The same case would be made by the neighboring nations where cocaine is grown--Colombia, Peru and Ecuador. Ecuador may cooperate because its president, Leon Febres Cordero, gets on well with President Reagan. It may be possible to persuade Colombia, too, because several public officials there have been murdered by drug traffickers, creating public hostility to the drug trade. Hardest of all to persuade will be Peru, the second-biggest cocaine producer in the world. So while more drug raids in South America appear to be a logical follow-up to Operation Blast Furnace, gearing them up will not be as easy as Meese makes it out to be.
In addition, there are still questions as to how effective Bolivia's campaign against the cocaine industry will prove to be in the long run. Once the U.S. helicopters and troops leave, what is to keep the cocaine traders from starting over in the hinterlands of Bolivia or, as some recent reports suggest is already happening, moving to other countries--like Brazil--with access to the Andean highlands where coca leaves grow? If there is one thing that the illegal drug traders have shown over the years, it's that they are as resilient and as quick to adapt to new surroundings as cockroaches.

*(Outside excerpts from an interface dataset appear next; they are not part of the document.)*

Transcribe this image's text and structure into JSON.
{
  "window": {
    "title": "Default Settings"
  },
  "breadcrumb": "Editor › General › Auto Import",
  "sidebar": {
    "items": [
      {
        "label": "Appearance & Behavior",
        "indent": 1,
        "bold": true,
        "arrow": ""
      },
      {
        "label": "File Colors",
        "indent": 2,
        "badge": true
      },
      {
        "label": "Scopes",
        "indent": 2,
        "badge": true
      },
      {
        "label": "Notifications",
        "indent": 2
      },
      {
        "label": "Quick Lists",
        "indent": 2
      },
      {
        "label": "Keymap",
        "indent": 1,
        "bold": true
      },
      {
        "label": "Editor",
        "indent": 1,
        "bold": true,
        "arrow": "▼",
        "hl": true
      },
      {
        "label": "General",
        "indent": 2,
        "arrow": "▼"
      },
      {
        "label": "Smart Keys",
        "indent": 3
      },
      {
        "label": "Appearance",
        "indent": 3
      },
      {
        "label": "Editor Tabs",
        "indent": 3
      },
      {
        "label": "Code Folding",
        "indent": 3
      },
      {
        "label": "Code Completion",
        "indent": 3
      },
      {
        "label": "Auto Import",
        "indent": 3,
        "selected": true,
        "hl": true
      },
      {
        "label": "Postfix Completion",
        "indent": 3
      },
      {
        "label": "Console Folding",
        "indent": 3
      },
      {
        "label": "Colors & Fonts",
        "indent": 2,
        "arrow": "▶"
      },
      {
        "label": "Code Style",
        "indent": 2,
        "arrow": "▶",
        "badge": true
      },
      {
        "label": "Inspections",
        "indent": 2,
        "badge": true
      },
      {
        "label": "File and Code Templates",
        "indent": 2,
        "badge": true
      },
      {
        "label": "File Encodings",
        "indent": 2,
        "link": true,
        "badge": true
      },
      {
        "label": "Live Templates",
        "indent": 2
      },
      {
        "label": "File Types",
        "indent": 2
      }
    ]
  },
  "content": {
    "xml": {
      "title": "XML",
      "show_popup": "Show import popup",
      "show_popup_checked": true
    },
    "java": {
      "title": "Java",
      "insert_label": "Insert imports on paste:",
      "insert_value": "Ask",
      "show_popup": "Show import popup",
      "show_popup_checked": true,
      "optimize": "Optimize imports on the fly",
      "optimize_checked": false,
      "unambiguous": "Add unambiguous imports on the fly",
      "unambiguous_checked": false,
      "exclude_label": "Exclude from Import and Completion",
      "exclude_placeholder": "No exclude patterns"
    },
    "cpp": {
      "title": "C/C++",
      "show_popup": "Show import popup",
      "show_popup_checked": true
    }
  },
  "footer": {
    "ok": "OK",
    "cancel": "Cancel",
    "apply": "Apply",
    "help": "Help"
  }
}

The raids are dramatic, but the war on drugs will not be won on foreign battlefields. There are simply too many incentives--cultural as well as financial--for poor foreign peasants to grow coca, or marijuana, or the poppies that produce heroin. Their crops can be beaten down for a time, but never eliminated entirely. The real key to stopping illegal drugs is to persuade the prosperous consumers of the industrialized world not to use them. The biggest battles in the war on drugs must be fought on the home front.